======== Data for the task

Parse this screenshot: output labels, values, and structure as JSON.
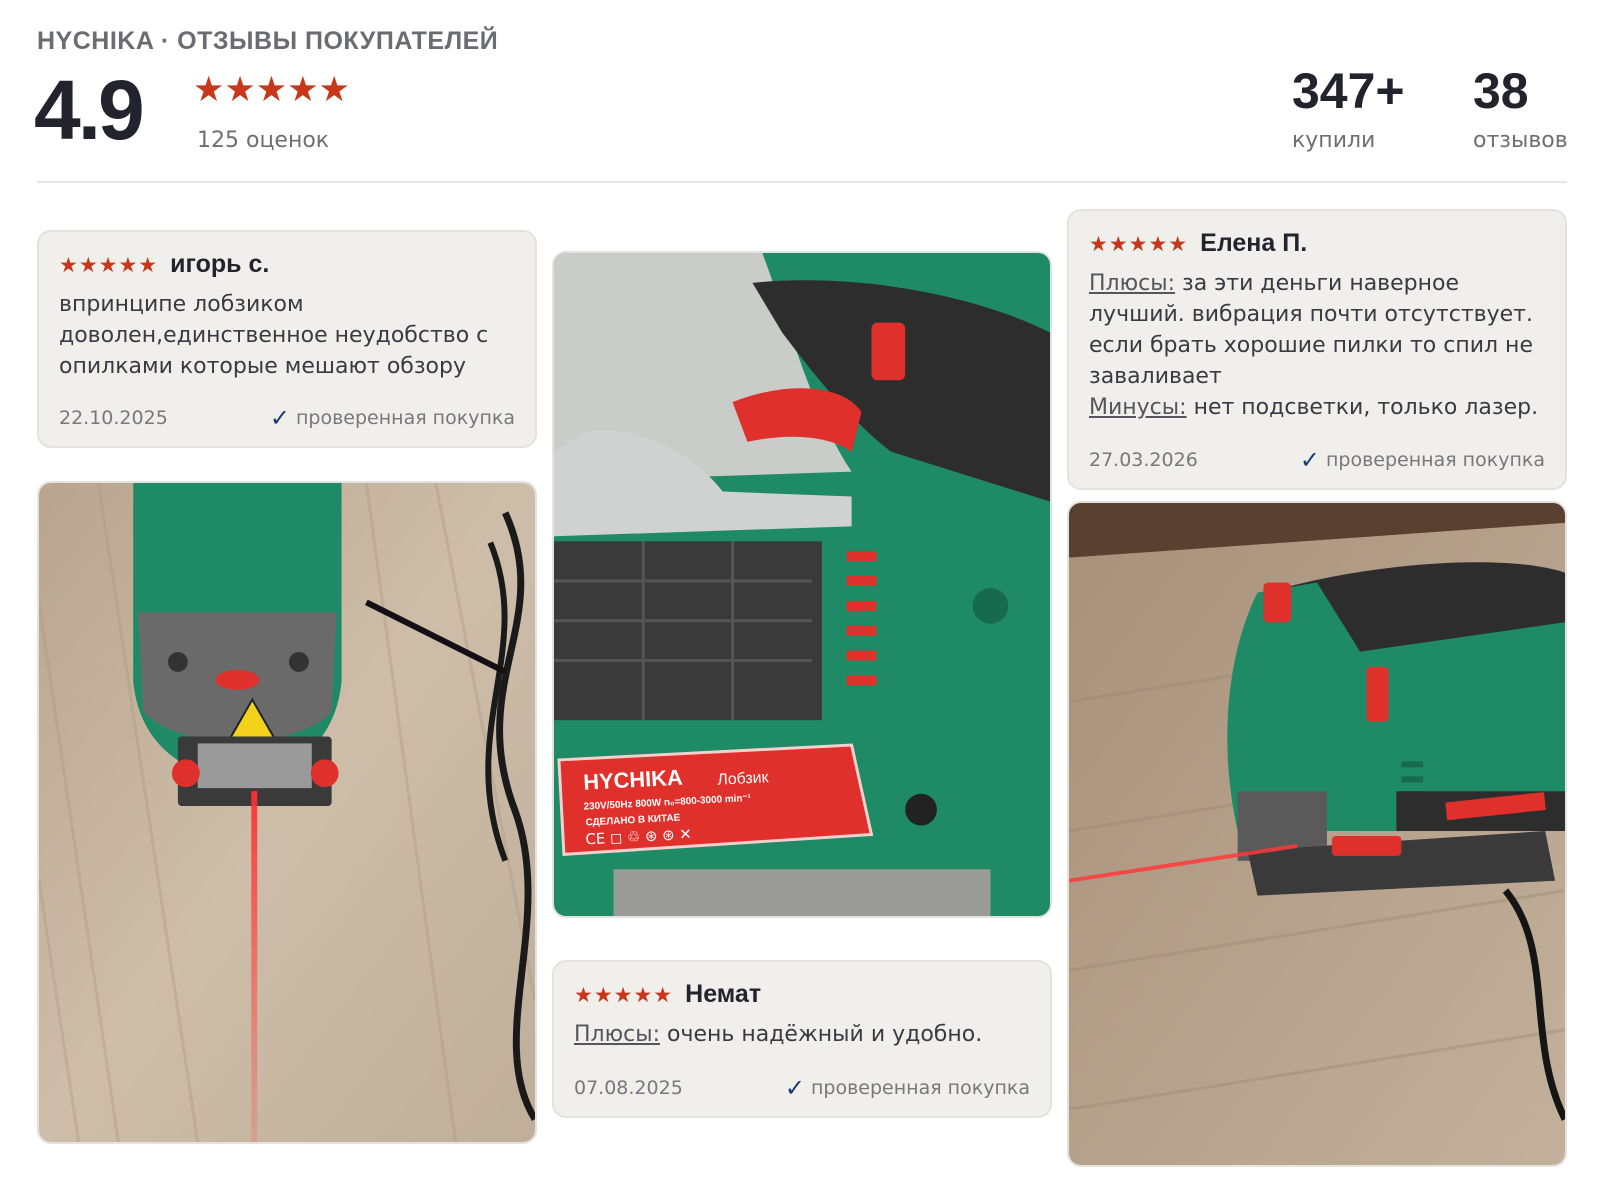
{
  "header": {
    "brand": "HYCHIKA · ОТЗЫВЫ ПОКУПАТЕЛЕЙ",
    "rating": "4.9",
    "stars": "★★★★★",
    "rating_count": "125 оценок",
    "bought_value": "347+",
    "bought_label": "купили",
    "reviews_value": "38",
    "reviews_label": "отзывов"
  },
  "reviews": [
    {
      "stars": "★★★★★",
      "author": "игорь с.",
      "text": "впринципе лобзиком доволен,единственное неудобство с опилками которые мешают обзору",
      "date": "22.10.2025",
      "verified": "проверенная покупка"
    },
    {
      "stars": "★★★★★",
      "author": "Немат",
      "pros_label": "Плюсы:",
      "pros": "очень надёжный и удобно.",
      "date": "07.08.2025",
      "verified": "проверенная покупка"
    },
    {
      "stars": "★★★★★",
      "author": "Елена П.",
      "pros_label": "Плюсы:",
      "pros": "за эти деньги наверное лучший. вибрация почти отсутствует. если брать хорошие пилки то спил не заваливает",
      "cons_label": "Минусы:",
      "cons": "нет подсветки, только лазер.",
      "date": "27.03.2026",
      "verified": "проверенная покупка"
    }
  ],
  "label_plate": {
    "brand": "HYCHIKA",
    "model": "Лобзик",
    "spec": "230V/50Hz 800W n₀=800-3000 min⁻¹",
    "origin": "СДЕЛАНО В КИТАЕ",
    "marks": "CE ◻ ♲ ⊛ ⊛ ✕"
  },
  "colors": {
    "accent_star": "#c9371b",
    "check": "#1c3a74",
    "card_bg": "#f0efec",
    "tool_green": "#1f8a66",
    "tool_red": "#e0302c"
  }
}
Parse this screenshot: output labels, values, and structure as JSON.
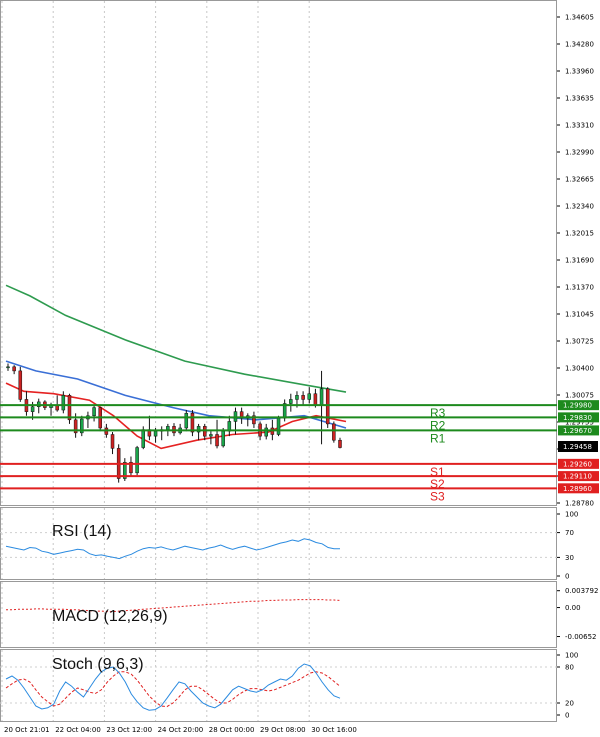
{
  "chart_data": [
    {
      "type": "candlestick",
      "panel": "price",
      "ylim": [
        1.2878,
        1.3485
      ],
      "y_ticks": [
        "1.34605",
        "1.34280",
        "1.33960",
        "1.33635",
        "1.33310",
        "1.32990",
        "1.32665",
        "1.32340",
        "1.32015",
        "1.31690",
        "1.31370",
        "1.31045",
        "1.30725",
        "1.30400",
        "1.30075",
        "1.29755",
        "1.29430",
        "1.29105",
        "1.28780"
      ],
      "x_ticks": [
        "20 Oct 21:01",
        "22 Oct 04:00",
        "23 Oct 12:00",
        "24 Oct 20:00",
        "28 Oct 00:00",
        "29 Oct 08:00",
        "30 Oct 16:00"
      ],
      "candles": [
        [
          1.3045,
          1.3049,
          1.304,
          1.3045
        ],
        [
          1.3045,
          1.3047,
          1.3036,
          1.304
        ],
        [
          1.304,
          1.3045,
          1.3002,
          1.3005
        ],
        [
          1.3005,
          1.3015,
          1.2985,
          1.299
        ],
        [
          1.299,
          1.3002,
          1.298,
          1.2996
        ],
        [
          1.2996,
          1.3006,
          1.2988,
          1.3002
        ],
        [
          1.3002,
          1.3004,
          1.2992,
          1.2995
        ],
        [
          1.2995,
          1.3001,
          1.2985,
          1.2998
        ],
        [
          1.2998,
          1.301,
          1.299,
          1.2992
        ],
        [
          1.2992,
          1.3015,
          1.2988,
          1.301
        ],
        [
          1.301,
          1.3012,
          1.2975,
          1.298
        ],
        [
          1.298,
          1.2988,
          1.2958,
          1.2964
        ],
        [
          1.2964,
          1.2985,
          1.296,
          1.2981
        ],
        [
          1.2981,
          1.299,
          1.297,
          1.2985
        ],
        [
          1.2985,
          1.2998,
          1.2978,
          1.2995
        ],
        [
          1.2995,
          1.2996,
          1.2966,
          1.297
        ],
        [
          1.297,
          1.2975,
          1.2958,
          1.2962
        ],
        [
          1.2962,
          1.2965,
          1.2938,
          1.2945
        ],
        [
          1.2945,
          1.295,
          1.2903,
          1.2908
        ],
        [
          1.2908,
          1.2933,
          1.2905,
          1.2928
        ],
        [
          1.2928,
          1.2935,
          1.291,
          1.2915
        ],
        [
          1.2915,
          1.2948,
          1.2912,
          1.2946
        ],
        [
          1.2946,
          1.2972,
          1.2944,
          1.2968
        ],
        [
          1.2968,
          1.2985,
          1.2955,
          1.296
        ],
        [
          1.296,
          1.297,
          1.2952,
          1.2966
        ],
        [
          1.2966,
          1.2972,
          1.2955,
          1.2968
        ],
        [
          1.2968,
          1.2975,
          1.296,
          1.2972
        ],
        [
          1.2972,
          1.2976,
          1.296,
          1.2964
        ],
        [
          1.2964,
          1.2975,
          1.2962,
          1.297
        ],
        [
          1.297,
          1.2992,
          1.2966,
          1.2988
        ],
        [
          1.2988,
          1.2992,
          1.296,
          1.2965
        ],
        [
          1.2965,
          1.2975,
          1.2955,
          1.2972
        ],
        [
          1.2972,
          1.2975,
          1.2955,
          1.296
        ],
        [
          1.296,
          1.2966,
          1.295,
          1.2962
        ],
        [
          1.2962,
          1.298,
          1.2945,
          1.2948
        ],
        [
          1.2948,
          1.297,
          1.2946,
          1.2966
        ],
        [
          1.2966,
          1.2985,
          1.296,
          1.2978
        ],
        [
          1.2978,
          1.2995,
          1.2962,
          1.299
        ],
        [
          1.299,
          1.2995,
          1.2975,
          1.2982
        ],
        [
          1.2982,
          1.2988,
          1.2972,
          1.2985
        ],
        [
          1.2985,
          1.299,
          1.297,
          1.2975
        ],
        [
          1.2975,
          1.2978,
          1.2955,
          1.296
        ],
        [
          1.296,
          1.2975,
          1.2956,
          1.297
        ],
        [
          1.297,
          1.298,
          1.2955,
          1.2962
        ],
        [
          1.2962,
          1.2985,
          1.296,
          1.2982
        ],
        [
          1.2982,
          1.3005,
          1.2978,
          1.3
        ],
        [
          1.3,
          1.3012,
          1.299,
          1.3005
        ],
        [
          1.3005,
          1.3015,
          1.2995,
          1.301
        ],
        [
          1.301,
          1.3015,
          1.2998,
          1.3005
        ],
        [
          1.3005,
          1.302,
          1.3,
          1.3012
        ],
        [
          1.3012,
          1.3018,
          1.2995,
          1.2998
        ],
        [
          1.2998,
          1.304,
          1.295,
          1.3018
        ],
        [
          1.3018,
          1.302,
          1.297,
          1.2975
        ],
        [
          1.2975,
          1.2978,
          1.2952,
          1.2955
        ],
        [
          1.2955,
          1.2958,
          1.2945,
          1.2946
        ]
      ],
      "ma_series": [
        {
          "color": "#2e9b4f",
          "values": [
            [
              0,
              1.3145
            ],
            [
              4,
              1.3132
            ],
            [
              10,
              1.3108
            ],
            [
              20,
              1.3078
            ],
            [
              30,
              1.3052
            ],
            [
              40,
              1.3036
            ],
            [
              50,
              1.3023
            ],
            [
              57,
              1.3014
            ]
          ]
        },
        {
          "color": "#3a6fd6",
          "values": [
            [
              0,
              1.3052
            ],
            [
              5,
              1.304
            ],
            [
              12,
              1.303
            ],
            [
              20,
              1.301
            ],
            [
              28,
              1.2995
            ],
            [
              34,
              1.2985
            ],
            [
              42,
              1.298
            ],
            [
              50,
              1.2985
            ],
            [
              57,
              1.297
            ]
          ]
        },
        {
          "color": "#e52222",
          "values": [
            [
              0,
              1.3025
            ],
            [
              3,
              1.3015
            ],
            [
              8,
              1.3012
            ],
            [
              14,
              1.3004
            ],
            [
              18,
              1.2985
            ],
            [
              22,
              1.296
            ],
            [
              26,
              1.2945
            ],
            [
              32,
              1.2955
            ],
            [
              38,
              1.2962
            ],
            [
              44,
              1.2965
            ],
            [
              48,
              1.2978
            ],
            [
              52,
              1.2985
            ],
            [
              57,
              1.2978
            ]
          ]
        }
      ],
      "last_price": "1.29458",
      "levels": [
        {
          "name": "R3",
          "value": "1.29980",
          "price": 1.2998,
          "color": "#1d8a1d"
        },
        {
          "name": "R2",
          "value": "1.29830",
          "price": 1.2983,
          "color": "#1d8a1d"
        },
        {
          "name": "R1",
          "value": "1.29670",
          "price": 1.2967,
          "color": "#1d8a1d"
        },
        {
          "name": "S1",
          "value": "1.29260",
          "price": 1.2926,
          "color": "#e02020"
        },
        {
          "name": "S2",
          "value": "1.29110",
          "price": 1.2911,
          "color": "#e02020"
        },
        {
          "name": "S3",
          "value": "1.28960",
          "price": 1.2896,
          "color": "#e02020"
        }
      ]
    },
    {
      "type": "line",
      "panel": "rsi",
      "title": "RSI (14)",
      "ylim": [
        0,
        100
      ],
      "y_ticks": [
        "100",
        "70",
        "30",
        "0"
      ],
      "levels": [
        70,
        30
      ],
      "values": [
        48,
        46,
        44,
        42,
        46,
        45,
        40,
        38,
        35,
        37,
        39,
        41,
        43,
        42,
        36,
        33,
        34,
        32,
        30,
        28,
        32,
        35,
        40,
        44,
        46,
        45,
        47,
        44,
        42,
        45,
        48,
        46,
        44,
        42,
        45,
        47,
        50,
        46,
        43,
        46,
        48,
        45,
        42,
        44,
        47,
        50,
        53,
        55,
        58,
        56,
        60,
        58,
        54,
        52,
        46,
        44,
        44
      ]
    },
    {
      "type": "line",
      "panel": "macd",
      "title": "MACD (12,26,9)",
      "ylim": [
        -0.0073,
        0.0044
      ],
      "y_ticks": [
        "0.003792",
        "0.00",
        "-0.00652"
      ],
      "values": [
        -0.0005,
        -0.0005,
        -0.0004,
        -0.0004,
        -0.0004,
        -0.0003,
        -0.0003,
        -0.0004,
        -0.0004,
        -0.0004,
        -0.0004,
        -0.0005,
        -0.0005,
        -0.0006,
        -0.0007,
        -0.0008,
        -0.0008,
        -0.0009,
        -0.0009,
        -0.0008,
        -0.0007,
        -0.0006,
        -0.0005,
        -0.0004,
        -0.0003,
        -0.0002,
        -0.0001,
        0.0,
        0.0001,
        0.0002,
        0.0003,
        0.0004,
        0.0005,
        0.0006,
        0.0007,
        0.0008,
        0.0009,
        0.001,
        0.0011,
        0.0012,
        0.0013,
        0.0014,
        0.0014,
        0.0015,
        0.0016,
        0.0016,
        0.0017,
        0.0017,
        0.0017,
        0.0018,
        0.0018,
        0.0018,
        0.0018,
        0.0018,
        0.0017,
        0.0017,
        0.0016
      ]
    },
    {
      "type": "line",
      "panel": "stoch",
      "title": "Stoch (9,6,3)",
      "ylim": [
        0,
        100
      ],
      "y_ticks": [
        "100",
        "80",
        "20",
        "0"
      ],
      "levels": [
        80,
        20
      ],
      "k_values": [
        60,
        65,
        58,
        45,
        30,
        15,
        10,
        12,
        18,
        40,
        55,
        48,
        38,
        30,
        45,
        60,
        72,
        78,
        80,
        70,
        55,
        35,
        22,
        12,
        8,
        9,
        15,
        28,
        42,
        55,
        52,
        40,
        30,
        20,
        15,
        12,
        18,
        30,
        42,
        48,
        44,
        40,
        38,
        42,
        50,
        55,
        60,
        58,
        65,
        78,
        85,
        82,
        70,
        55,
        42,
        32,
        28
      ],
      "d_values": [
        45,
        52,
        58,
        60,
        55,
        42,
        30,
        22,
        15,
        18,
        28,
        38,
        45,
        42,
        38,
        36,
        42,
        55,
        65,
        72,
        72,
        68,
        58,
        45,
        32,
        22,
        15,
        14,
        20,
        30,
        42,
        48,
        48,
        42,
        34,
        26,
        20,
        20,
        26,
        34,
        40,
        44,
        44,
        42,
        40,
        42,
        46,
        50,
        54,
        58,
        64,
        70,
        72,
        70,
        64,
        56,
        48
      ]
    }
  ]
}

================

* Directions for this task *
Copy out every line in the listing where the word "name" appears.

* Written answer *
          "name": "R3",
          "name": "R2",
          "name": "R1",
          "name": "S1",
          "name": "S2",
          "name": "S3",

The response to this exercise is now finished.